*Extracted information*.

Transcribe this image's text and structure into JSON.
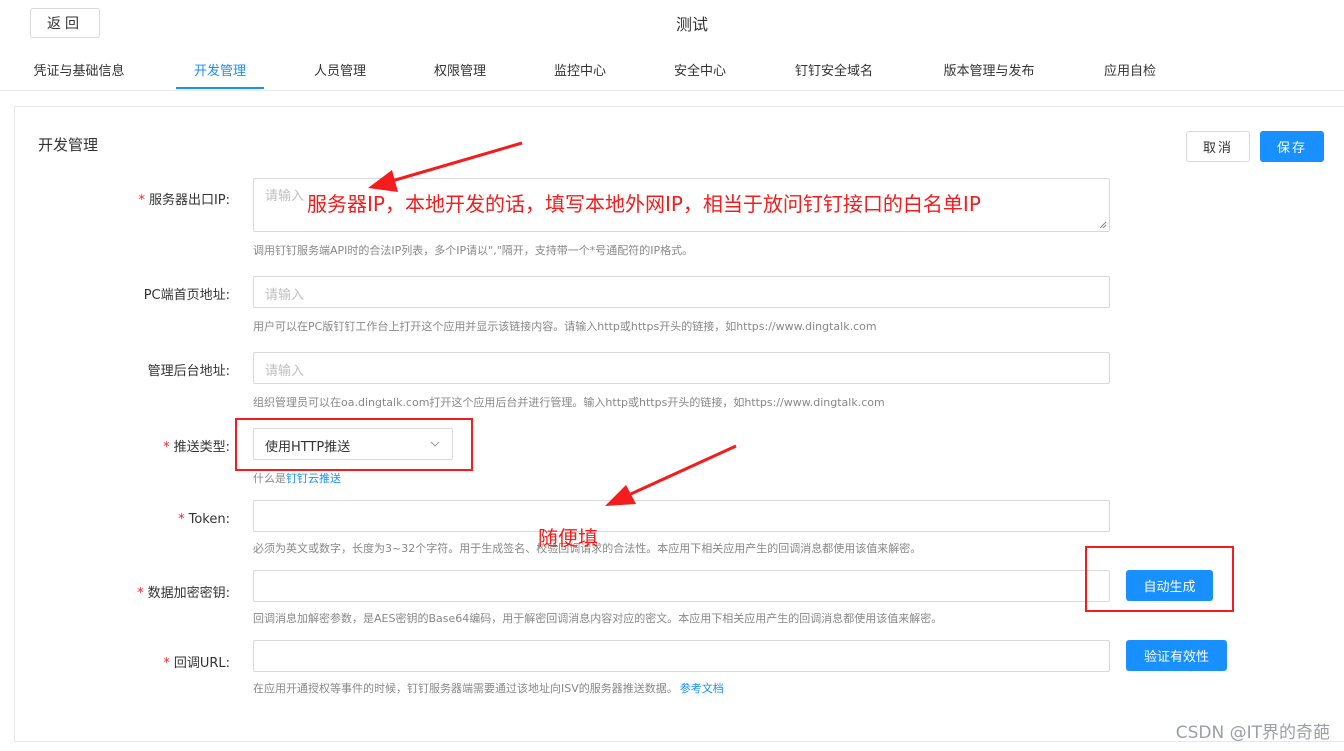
{
  "header": {
    "back_label": "返回",
    "title": "测试"
  },
  "tabs": [
    {
      "label": "凭证与基础信息",
      "active": false
    },
    {
      "label": "开发管理",
      "active": true
    },
    {
      "label": "人员管理",
      "active": false
    },
    {
      "label": "权限管理",
      "active": false
    },
    {
      "label": "监控中心",
      "active": false
    },
    {
      "label": "安全中心",
      "active": false
    },
    {
      "label": "钉钉安全域名",
      "active": false
    },
    {
      "label": "版本管理与发布",
      "active": false
    },
    {
      "label": "应用自检",
      "active": false
    }
  ],
  "section": {
    "title": "开发管理",
    "cancel_label": "取消",
    "save_label": "保存"
  },
  "form": {
    "server_ip": {
      "label": "服务器出口IP:",
      "required": true,
      "placeholder": "请输入",
      "help": "调用钉钉服务端API时的合法IP列表，多个IP请以\",\"隔开，支持带一个*号通配符的IP格式。"
    },
    "pc_home": {
      "label": "PC端首页地址:",
      "required": false,
      "placeholder": "请输入",
      "help": "用户可以在PC版钉钉工作台上打开这个应用并显示该链接内容。请输入http或https开头的链接，如https://www.dingtalk.com"
    },
    "admin_url": {
      "label": "管理后台地址:",
      "required": false,
      "placeholder": "请输入",
      "help": "组织管理员可以在oa.dingtalk.com打开这个应用后台并进行管理。输入http或https开头的链接，如https://www.dingtalk.com"
    },
    "push_type": {
      "label": "推送类型:",
      "required": true,
      "value": "使用HTTP推送",
      "help_prefix": "什么是",
      "help_link": "钉钉云推送"
    },
    "token": {
      "label": "Token:",
      "required": true,
      "help": "必须为英文或数字，长度为3~32个字符。用于生成签名、校验回调请求的合法性。本应用下相关应用产生的回调消息都使用该值来解密。"
    },
    "aes_key": {
      "label": "数据加密密钥:",
      "required": true,
      "button": "自动生成",
      "help": "回调消息加解密参数，是AES密钥的Base64编码，用于解密回调消息内容对应的密文。本应用下相关应用产生的回调消息都使用该值来解密。"
    },
    "callback_url": {
      "label": "回调URL:",
      "required": true,
      "button": "验证有效性",
      "help_prefix": "在应用开通授权等事件的时候，钉钉服务器端需要通过该地址向ISV的服务器推送数据。",
      "help_link": "参考文档"
    }
  },
  "annotations": {
    "server_ip_note": "服务器IP，本地开发的话，填写本地外网IP，相当于放问钉钉接口的白名单IP",
    "token_note": "随便填",
    "color": "#f41c1c"
  },
  "watermark": "CSDN @IT界的奇葩",
  "colors": {
    "accent": "#1890ff",
    "required": "#f5222d"
  }
}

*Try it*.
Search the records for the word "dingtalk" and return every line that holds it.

*Solved exercise*.
      "help": "用户可以在PC版钉钉工作台上打开这个应用并显示该链接内容。请输入http或https开头的链接，如https://www.dingtalk.com"
      "help": "组织管理员可以在oa.dingtalk.com打开这个应用后台并进行管理。输入http或https开头的链接，如https://www.dingtalk.com"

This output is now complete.